PC Oliver Banfield, from West Midlands Police, was given a curfew and ordered to pay £680 at Leicester Crown Court on Friday.

He admitted assault by beating on Emma Homer, 37, at a hearing in January.

Labour MP Harriet Harman criticised the sentence as showing the “system fails women”.

She tweeted: “Policeman attacks woman walking home alone after dark. Must have been terrifying for her but no prison sentence. He continues in post. @WMPolice (West Midlands Police) must review.

“This is proof, if any needed, that system fails women and protects men.”

Banfield, 25, was “removed from public-facing duties” after the assault and has now been suspended while a gross misconduct inquiry takes place.

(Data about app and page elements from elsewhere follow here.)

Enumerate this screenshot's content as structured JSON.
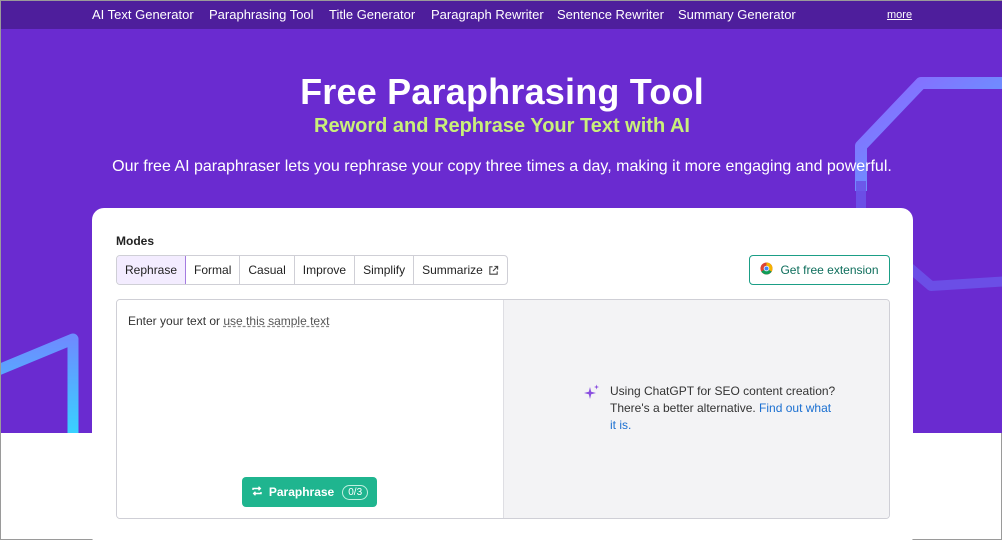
{
  "nav": {
    "items": [
      {
        "label": "AI Text Generator"
      },
      {
        "label": "Paraphrasing Tool"
      },
      {
        "label": "Title Generator"
      },
      {
        "label": "Paragraph Rewriter"
      },
      {
        "label": "Sentence Rewriter"
      },
      {
        "label": "Summary Generator"
      }
    ],
    "more_label": "more"
  },
  "hero": {
    "title": "Free Paraphrasing Tool",
    "subtitle": "Reword and Rephrase Your Text with AI",
    "description": "Our free AI paraphraser lets you rephrase your copy three times a day, making it more engaging and powerful."
  },
  "tool": {
    "modes_label": "Modes",
    "modes": [
      {
        "label": "Rephrase",
        "active": true
      },
      {
        "label": "Formal",
        "active": false
      },
      {
        "label": "Casual",
        "active": false
      },
      {
        "label": "Improve",
        "active": false
      },
      {
        "label": "Simplify",
        "active": false
      },
      {
        "label": "Summarize",
        "active": false,
        "icon": "external-link-icon"
      }
    ],
    "extension_button": {
      "label": "Get free extension",
      "icon": "chrome-icon"
    },
    "input": {
      "placeholder_prefix": "Enter your text or ",
      "sample_link": "use this sample text"
    },
    "paraphrase_button": {
      "label": "Paraphrase",
      "icon": "refresh-icon",
      "counter": "0/3"
    },
    "promo": {
      "icon": "sparkle-icon",
      "text": "Using ChatGPT for SEO content creation? There's a better alternative. ",
      "link": "Find out what it is."
    }
  },
  "colors": {
    "hero_bg": "#6a2bd0",
    "nav_bg": "#4e1e9c",
    "subtitle": "#c9f07a",
    "primary_button": "#1fb58f",
    "link": "#1a6fd1"
  }
}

The court handed down a 14-week curfew that stops him leaving home between 7pm and 7am, and ordered him to pay £500 compensation, a £95 victim surcharge, and £85 court costs.

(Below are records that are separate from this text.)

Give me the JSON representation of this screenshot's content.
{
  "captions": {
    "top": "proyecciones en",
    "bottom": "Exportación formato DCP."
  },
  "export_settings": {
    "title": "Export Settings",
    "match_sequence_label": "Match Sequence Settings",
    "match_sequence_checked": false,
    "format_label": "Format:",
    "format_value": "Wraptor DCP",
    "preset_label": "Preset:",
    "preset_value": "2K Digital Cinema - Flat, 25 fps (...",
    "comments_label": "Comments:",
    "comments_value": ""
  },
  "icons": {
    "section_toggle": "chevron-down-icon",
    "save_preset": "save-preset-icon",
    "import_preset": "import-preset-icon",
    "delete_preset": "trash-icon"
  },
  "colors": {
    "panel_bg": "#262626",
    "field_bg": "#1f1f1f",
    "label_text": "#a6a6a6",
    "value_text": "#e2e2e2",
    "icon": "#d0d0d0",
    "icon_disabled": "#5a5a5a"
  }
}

The assault happened in the early hours of 26 July last year in Bidford-on-Avon, Warwickshire.

CCTV played in court showed Banfield grabbing his victim around the neck and trying to pull her to the ground as she walked home.

Mrs Homer said she believed he was “fulfilling a violent cop movie fantasy”.

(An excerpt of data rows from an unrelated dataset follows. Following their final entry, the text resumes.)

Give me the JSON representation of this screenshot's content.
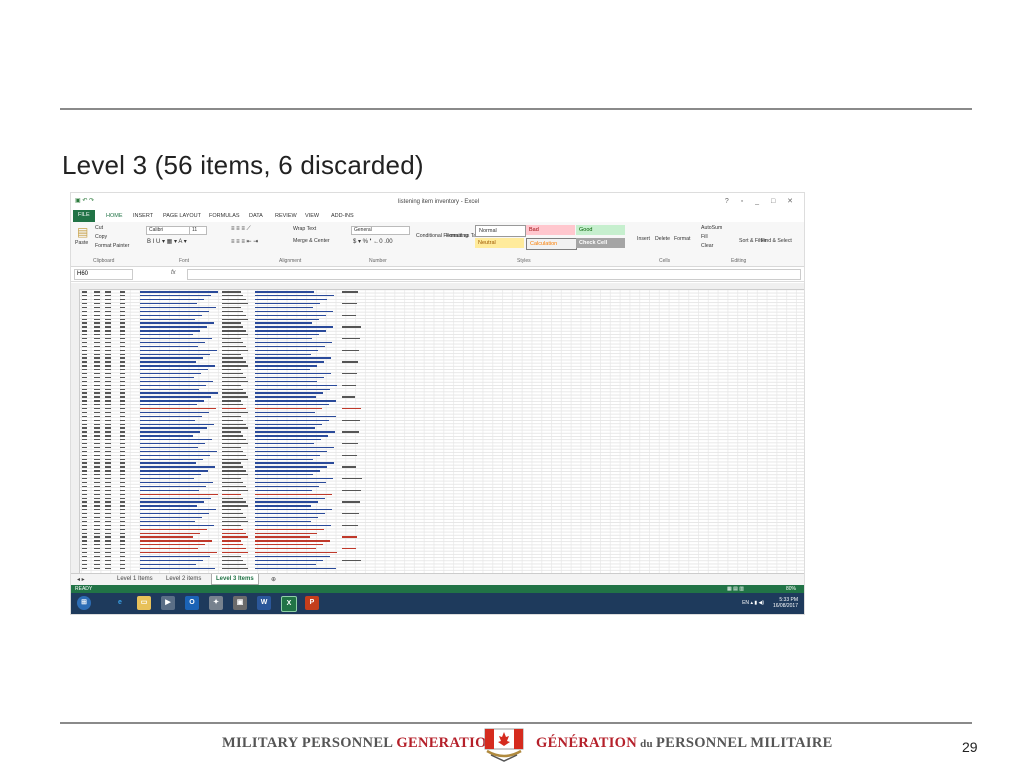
{
  "slide": {
    "title": "Level 3 (56 items, 6 discarded)",
    "page_number": "29"
  },
  "footer": {
    "org_en_prefix": "MILITARY PERSONNEL ",
    "org_en_highlight": "GENERATION",
    "org_fr_highlight": "GÉNÉRATION",
    "org_fr_middle": " du ",
    "org_fr_suffix": "PERSONNEL MILITAIRE"
  },
  "excel": {
    "window_title": "listening item inventory - Excel",
    "tabs": [
      "FILE",
      "HOME",
      "INSERT",
      "PAGE LAYOUT",
      "FORMULAS",
      "DATA",
      "REVIEW",
      "VIEW",
      "ADD-INS"
    ],
    "clipboard": {
      "paste": "Paste",
      "cut": "Cut",
      "copy": "Copy",
      "format_painter": "Format Painter",
      "group": "Clipboard"
    },
    "font": {
      "name": "Calibri",
      "size": "11",
      "group": "Font"
    },
    "alignment": {
      "wrap_text": "Wrap Text",
      "merge_center": "Merge & Center",
      "group": "Alignment"
    },
    "number": {
      "format": "General",
      "group": "Number"
    },
    "styles": {
      "conditional": "Conditional Formatting",
      "format_as_table": "Format as Table",
      "normal": "Normal",
      "bad": "Bad",
      "good": "Good",
      "neutral": "Neutral",
      "calculation": "Calculation",
      "check_cell": "Check Cell",
      "group": "Styles"
    },
    "cells": {
      "insert": "Insert",
      "delete": "Delete",
      "format": "Format",
      "group": "Cells"
    },
    "editing": {
      "autosum": "AutoSum",
      "fill": "Fill",
      "clear": "Clear",
      "sort_filter": "Sort & Filter",
      "find_select": "Find & Select",
      "group": "Editing"
    },
    "name_box": "H60",
    "fx": "fx",
    "sheet_tabs": [
      "Level 1 Items",
      "Level 2 items",
      "Level 3 Items"
    ],
    "active_sheet": "Level 3 Items",
    "status": "READY",
    "zoom": "80%"
  },
  "taskbar": {
    "language": "EN",
    "time": "5:33 PM",
    "date": "16/08/2017"
  },
  "colors": {
    "excel_green": "#217346",
    "taskbar": "#1e3a5c",
    "accent_red": "#b5202a"
  }
}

In a victim impact statement, she said it had taken “more than 30 hours for an officer to take a telephone statement”, “nine days for an officer to come and see her”, and “eight weeks for an officer to conduct house-to-house enquiries”.

The force has since personally apologised and said its “initial response to the report of the assault was not as swift as it should have been”.

Mrs Homer she said she suffered “anxiety, insomnia and stress”, which had been “compounded by the slow response from Warwickshire Police”.

“I often ask myself if the impact of the attack would have been so severe if my assailant was not a police officer,” she said.

“During the assault as I struggled to get to safety, I was sure this drunk man was fulfilling a violent cop movie fantasy.

“To be verbally abused with misogynistic slang, grabbed by the neck, and forced to the floor on a dark road by a drunk man a foot taller than me is terrifying, but to then find that he was a police officer shook my belief system to its core.”

The Crown Prosecution Service (CPS) initially decided not to charge the officer, but changed its mind after the Women’s Justice Centre intervened.

Sarah Everard Image: The force said it understood ‘the strength of feeling’ around women’s safety after Sarah Everard’s killing

Deputy chief constable Vanessa Jardine, from West Midlands Police, said: “Oliver Banfield was removed from public-facing police duties after the assault and while the investigation by Warwickshire Police was being carried out.

“To protect the criminal case we’ve not been able to carry out our own misconduct investigation until its conclusion.

“Now sentencing has taken place, our investigation will be carried out and PC Banfield faces allegations of gross misconduct and is currently suspended.

“We understand the strength of feeling surrounding the desperately sad death of Sarah Everard and concerns on the issue of women’s safety but it would not be appropriate for us to comment further at this stage.

“Our role is to protect the public, who should be able to trust us. We therefore hold all our officers to the highest standards and we will take appropriate action against anyone whose actions fall below what is expected.”

Police and crime commissioner David Jamieson said he had asked the force’s chief constable to brief him on the case.